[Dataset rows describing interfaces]

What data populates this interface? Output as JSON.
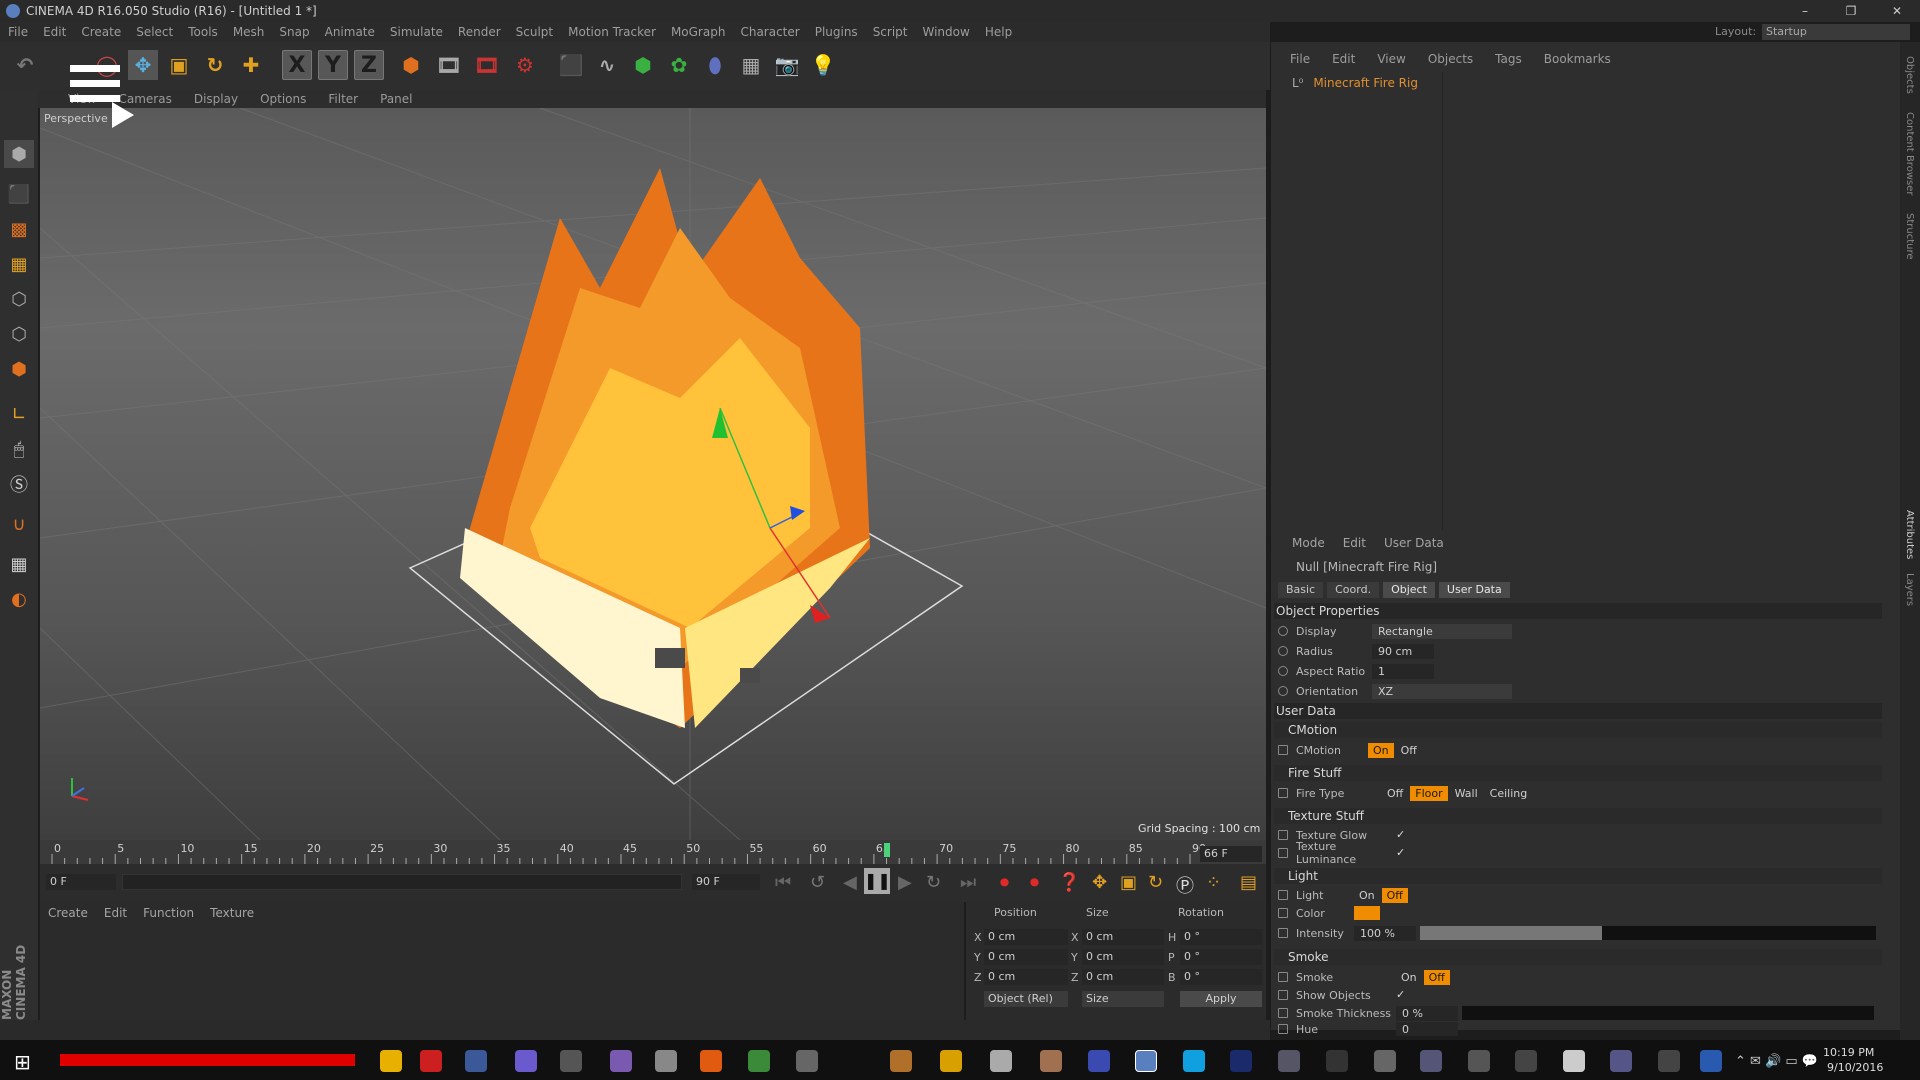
{
  "window": {
    "title": "CINEMA 4D R16.050 Studio (R16) - [Untitled 1 *]",
    "controls": [
      "–",
      "❐",
      "✕"
    ]
  },
  "menu": [
    "File",
    "Edit",
    "Create",
    "Select",
    "Tools",
    "Mesh",
    "Snap",
    "Animate",
    "Simulate",
    "Render",
    "Sculpt",
    "Motion Tracker",
    "MoGraph",
    "Character",
    "Plugins",
    "Script",
    "Window",
    "Help"
  ],
  "layout": {
    "label": "Layout:",
    "value": "Startup"
  },
  "toolbar": {
    "x": "X",
    "y": "Y",
    "z": "Z"
  },
  "viewport": {
    "menu": [
      "View",
      "Cameras",
      "Display",
      "Options",
      "Filter",
      "Panel"
    ],
    "label": "Perspective",
    "grid_spacing": "Grid Spacing : 100 cm"
  },
  "timeline": {
    "ticks": [
      "0",
      "5",
      "10",
      "15",
      "20",
      "25",
      "30",
      "35",
      "40",
      "45",
      "50",
      "55",
      "60",
      "65",
      "70",
      "75",
      "80",
      "85",
      "90"
    ],
    "current_frame_label": "66 F",
    "current_frame": 66,
    "max_frame": 90,
    "start_field": "0 F",
    "end_field": "90 F"
  },
  "materials": {
    "menu": [
      "Create",
      "Edit",
      "Function",
      "Texture"
    ]
  },
  "coords": {
    "headers": [
      "Position",
      "Size",
      "Rotation"
    ],
    "rows": [
      {
        "axis": "X",
        "pos": "0 cm",
        "size_axis": "X",
        "size": "0 cm",
        "rot_axis": "H",
        "rot": "0 °"
      },
      {
        "axis": "Y",
        "pos": "0 cm",
        "size_axis": "Y",
        "size": "0 cm",
        "rot_axis": "P",
        "rot": "0 °"
      },
      {
        "axis": "Z",
        "pos": "0 cm",
        "size_axis": "Z",
        "size": "0 cm",
        "rot_axis": "B",
        "rot": "0 °"
      }
    ],
    "mode": "Object (Rel)",
    "size_mode": "Size",
    "apply": "Apply"
  },
  "object_manager": {
    "menu": [
      "File",
      "Edit",
      "View",
      "Objects",
      "Tags",
      "Bookmarks"
    ],
    "object_name": "Minecraft Fire Rig"
  },
  "attributes": {
    "menu": [
      "Mode",
      "Edit",
      "User Data"
    ],
    "title": "Null [Minecraft Fire Rig]",
    "tabs": [
      "Basic",
      "Coord.",
      "Object",
      "User Data"
    ],
    "object_properties": "Object Properties",
    "display_label": "Display",
    "display_value": "Rectangle",
    "radius_label": "Radius",
    "radius_value": "90 cm",
    "aspect_label": "Aspect Ratio",
    "aspect_value": "1",
    "orientation_label": "Orientation",
    "orientation_value": "XZ",
    "user_data": "User Data",
    "cmotion_group": "CMotion",
    "cmotion_label": "CMotion",
    "on": "On",
    "off": "Off",
    "fire_group": "Fire Stuff",
    "fire_type_label": "Fire Type",
    "fire_types": [
      "Off",
      "Floor",
      "Wall",
      "Ceiling"
    ],
    "texture_group": "Texture Stuff",
    "texture_glow": "Texture Glow",
    "texture_luminance": "Texture Luminance",
    "light_group": "Light",
    "light_label": "Light",
    "color_label": "Color",
    "light_color": "#f08c00",
    "intensity_label": "Intensity",
    "intensity_value": "100 %",
    "intensity_level": 1.0,
    "smoke_group": "Smoke",
    "smoke_label": "Smoke",
    "show_objects": "Show Objects",
    "smoke_thickness": "Smoke Thickness",
    "smoke_thickness_value": "0 %",
    "hue_label": "Hue",
    "hue_value": "0"
  },
  "right_strip": [
    "Objects",
    "Content Browser",
    "Structure",
    "Attributes",
    "Layers"
  ],
  "taskbar": {
    "time": "10:19 PM",
    "date": "9/10/2016"
  },
  "brand": "MAXON CINEMA 4D",
  "colors": {
    "accent": "#f08c00",
    "fire_outer": "#e8741a",
    "fire_inner": "#ffe680"
  }
}
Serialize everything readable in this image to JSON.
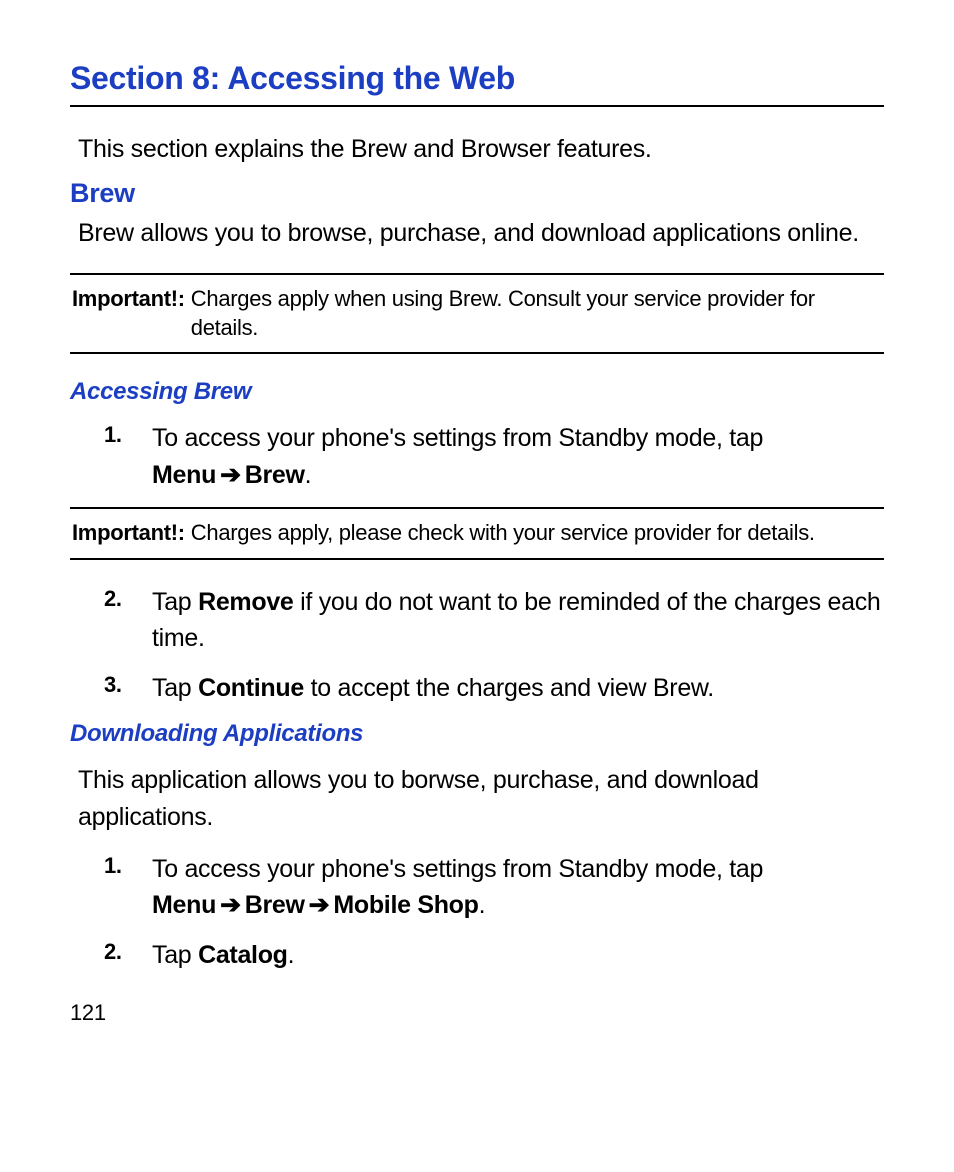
{
  "section_title": "Section 8: Accessing the Web",
  "intro": "This section explains the Brew and Browser features.",
  "brew": {
    "heading": "Brew",
    "para": "Brew allows you to browse, purchase, and download applications online.",
    "important1": {
      "label": "Important!:",
      "text": "Charges apply when using Brew. Consult your service provider for details."
    },
    "accessing": {
      "heading": "Accessing Brew",
      "step1": {
        "num": "1.",
        "pre": "To access your phone's settings from Standby mode, tap ",
        "menu": "Menu",
        "arrow": "➔",
        "brew": "Brew",
        "post": "."
      }
    },
    "important2": {
      "label": "Important!:",
      "text": "Charges apply, please check with your service provider for details."
    },
    "step2": {
      "num": "2.",
      "pre": "Tap ",
      "bold": "Remove",
      "post": " if you do not want to be reminded of the charges each time."
    },
    "step3": {
      "num": "3.",
      "pre": "Tap ",
      "bold": "Continue",
      "post": " to accept the charges and view Brew."
    }
  },
  "downloading": {
    "heading": "Downloading Applications",
    "para": "This application allows you to borwse, purchase, and download applications.",
    "step1": {
      "num": "1.",
      "pre": "To access your phone's settings from Standby mode, tap ",
      "menu": "Menu",
      "arrow1": "➔",
      "brew": "Brew",
      "arrow2": "➔",
      "shop": "Mobile Shop",
      "post": "."
    },
    "step2": {
      "num": "2.",
      "pre": "Tap ",
      "bold": "Catalog",
      "post": "."
    }
  },
  "page_number": "121"
}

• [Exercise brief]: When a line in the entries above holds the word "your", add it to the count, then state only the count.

• [Exercise response]: 4